I’ve rarely had problems buying used, second-hand books, but I did have a “bad” experience recently. I bought a second-hand book on eBay. When I received it, it wasn’t the traces of glue on the cover that I first noticed, but the foul smell of cold tobacco on the pages. So I set out to find out how I could clean this second-hand book and make it as good as new. In this article, I explain how to remove bad smells, clean book covers, and “disinfect” them, without harmful products.
Removing a musty, damp or tobacco smell from a second-hand book
Tip tested and approved on my book with the unbearable smell of old tobacco:
- Place the book in a box (ideally one that allows it to stand upright, to “air” the pages) in which you’ve put baking soda. You can mix a little essential oil with the bicarbonate to impregnate the pages with its scent (which is what I did), but just a drop so as not to dampen the bicarbonate. I placed a small cloth under the book to prevent it from ending up with lots of grains between the pages.
- Leave the box closed for 3 days.
- If the smell has persisted, you may need to put some bicarbonate between the pages: use this as a last resort, as you’ll then need to take the time to remove the grains (the biggest will go away when you shake the book by the edge, but you’ll probably need to rub the pages anyway to remove the remaining grains).
Result: no more bad smells, the pages now smell of lavender.
Traces of glue on a book cover
To remove glue, there’s nothing like oil. So I put a little vegetable oil on a cloth and rubbed where there were traces of glue. You can add a little bicarbonate of soda to make a little scrub (go easy and gradually so as not to damage the cover). Of course, use a very small dose, as the aim is not to leave greasy stains on the book’s pages!
“Disinfecting” the cover of a second-hand book
If you’re afraid of bacteria or the like, there’s nothing like good old-fashioned household white vinegar. Again, use sparingly to avoid blunders. Take a small cloth, soak it in vinegar (personally, I have a vinegar spray I use to clean my glasses and other small screens, so I use that to avoid soaking the cloth too much) and rub the blanket with it for a little clean.
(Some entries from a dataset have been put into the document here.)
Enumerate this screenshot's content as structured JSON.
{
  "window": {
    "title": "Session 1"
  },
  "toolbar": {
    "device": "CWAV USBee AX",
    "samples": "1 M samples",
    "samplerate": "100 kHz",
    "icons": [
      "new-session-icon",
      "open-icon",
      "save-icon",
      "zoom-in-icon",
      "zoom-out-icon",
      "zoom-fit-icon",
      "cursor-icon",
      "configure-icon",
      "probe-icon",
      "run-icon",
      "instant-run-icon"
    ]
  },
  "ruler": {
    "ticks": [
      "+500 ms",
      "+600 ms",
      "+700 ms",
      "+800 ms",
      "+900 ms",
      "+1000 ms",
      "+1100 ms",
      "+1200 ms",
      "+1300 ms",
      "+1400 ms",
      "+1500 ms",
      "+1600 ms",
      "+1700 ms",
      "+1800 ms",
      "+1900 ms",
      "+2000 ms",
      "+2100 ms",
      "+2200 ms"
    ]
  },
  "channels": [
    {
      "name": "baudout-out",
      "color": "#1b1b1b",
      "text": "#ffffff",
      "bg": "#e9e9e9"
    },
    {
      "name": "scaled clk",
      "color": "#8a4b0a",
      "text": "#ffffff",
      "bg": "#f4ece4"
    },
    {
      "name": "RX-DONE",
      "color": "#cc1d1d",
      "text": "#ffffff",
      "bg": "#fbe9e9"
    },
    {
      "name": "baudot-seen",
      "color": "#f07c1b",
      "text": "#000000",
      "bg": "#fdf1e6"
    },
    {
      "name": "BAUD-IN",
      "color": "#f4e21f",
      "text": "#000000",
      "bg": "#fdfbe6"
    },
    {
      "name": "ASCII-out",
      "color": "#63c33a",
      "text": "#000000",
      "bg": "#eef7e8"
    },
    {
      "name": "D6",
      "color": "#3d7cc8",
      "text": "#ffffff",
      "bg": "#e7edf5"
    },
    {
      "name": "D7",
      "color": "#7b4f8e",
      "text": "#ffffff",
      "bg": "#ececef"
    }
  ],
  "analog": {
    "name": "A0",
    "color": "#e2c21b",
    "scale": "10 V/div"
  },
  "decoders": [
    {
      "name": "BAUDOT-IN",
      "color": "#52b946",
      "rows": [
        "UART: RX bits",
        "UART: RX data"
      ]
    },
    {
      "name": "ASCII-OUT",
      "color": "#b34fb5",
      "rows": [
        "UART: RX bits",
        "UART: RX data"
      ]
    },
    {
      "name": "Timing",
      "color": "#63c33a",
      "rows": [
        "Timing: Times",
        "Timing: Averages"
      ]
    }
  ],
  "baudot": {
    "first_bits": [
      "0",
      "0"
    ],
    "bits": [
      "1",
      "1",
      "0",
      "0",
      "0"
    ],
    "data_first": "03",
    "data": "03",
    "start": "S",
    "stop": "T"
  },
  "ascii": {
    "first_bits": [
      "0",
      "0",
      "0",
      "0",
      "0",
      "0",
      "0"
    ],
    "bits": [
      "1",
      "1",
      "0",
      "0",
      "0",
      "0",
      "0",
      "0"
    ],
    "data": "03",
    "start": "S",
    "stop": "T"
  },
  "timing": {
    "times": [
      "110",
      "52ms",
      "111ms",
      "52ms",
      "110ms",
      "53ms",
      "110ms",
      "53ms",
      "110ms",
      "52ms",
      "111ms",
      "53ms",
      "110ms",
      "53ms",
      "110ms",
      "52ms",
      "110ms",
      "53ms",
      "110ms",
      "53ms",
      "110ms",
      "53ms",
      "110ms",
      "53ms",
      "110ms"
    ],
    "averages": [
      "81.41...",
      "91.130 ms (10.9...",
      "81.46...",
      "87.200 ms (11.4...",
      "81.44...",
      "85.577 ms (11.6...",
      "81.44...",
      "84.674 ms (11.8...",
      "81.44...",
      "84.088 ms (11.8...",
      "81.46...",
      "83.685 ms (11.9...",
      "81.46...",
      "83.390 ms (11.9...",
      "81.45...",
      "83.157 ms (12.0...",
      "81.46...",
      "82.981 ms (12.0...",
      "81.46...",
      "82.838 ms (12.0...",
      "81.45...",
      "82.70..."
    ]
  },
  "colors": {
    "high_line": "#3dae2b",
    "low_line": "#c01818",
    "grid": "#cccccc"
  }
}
A drop of essential oil in the vinegar will give the book a natural, pleasant scent.
If you’re really afraid of bacteria, you can clean the pages with bicarbonate of soda (leave for a day or two), but then you’ll have a lot of fun getting it all off…
It’s worth noting, however, that most of the time, books are just a little dusty, and a wipe with a cloth can solve the problem!
Reminder: Why buy second-hand?
There are a multitude of places (physical or virtual) where you can find second-hand books: libraries, book boxes, flea markets, specialist stores, online sales… It’s a good way to reduce paper production and waste, and avoid clutter.
Buying second-hand books makes it easier to get them out of the house once you’ve read them. Bartering is also a good way to vary your library without collecting. So second-hand books are all to the good!
To limit my purchases, in order :
- I try to rent the book I’m interested in from the library,
- if I can’t find it there, I turn to the second-hand market,
- finally, if I have no choice, I buy it new,
I also sometimes make an exception, when I buy a book by a young author, or produced by a small publishing house, because I’m putting some ethics into it, I’m participating in a project for someone who needs it (see explanation below).
My position as an author on second-hand books
An ethical question arises here: if you buy all your books second-hand, you stop remunerating the authors (whose royalties on sales are already minimal!) and you don’t encourage the production of new, qualitative content.
That’s why I still sometimes buy new books, to support the author or publisher.
I’m an author myself, and I’ve found myself confronted with this issue. For my book on decluttering, which is self-published, I work with platforms like Amazon that operate on the principle of print-to-order. This way, no stock is produced unnecessarily and destroyed, only the copies actually consumed are produced!
For my novel, I was lucky enough to sign a publishing contract with Editions L’Alchimiste, a publisher who has also chosen to work with print-on-demand, printing very small stocks for bookshops.
The book market is similar to that of fast-fashion: the publishing giants produce an astronomical quantity of books, the quality is declining more and more (just look at the spelling mistakes in the books published by the big groups!), costs are so low that it’s more profitable for them to print lots of copies and then destroy the unsold ones (note that the author is only paid on the books actually sold!).
This won’t be the case with my book, and for this reason I’m very happy to be working with a publisher on a human scale and concerned about its impact!
At the same time, as a minimalist, I hope that readers don’t hesitate to give my books a second life when they’ve read them and no longer need them.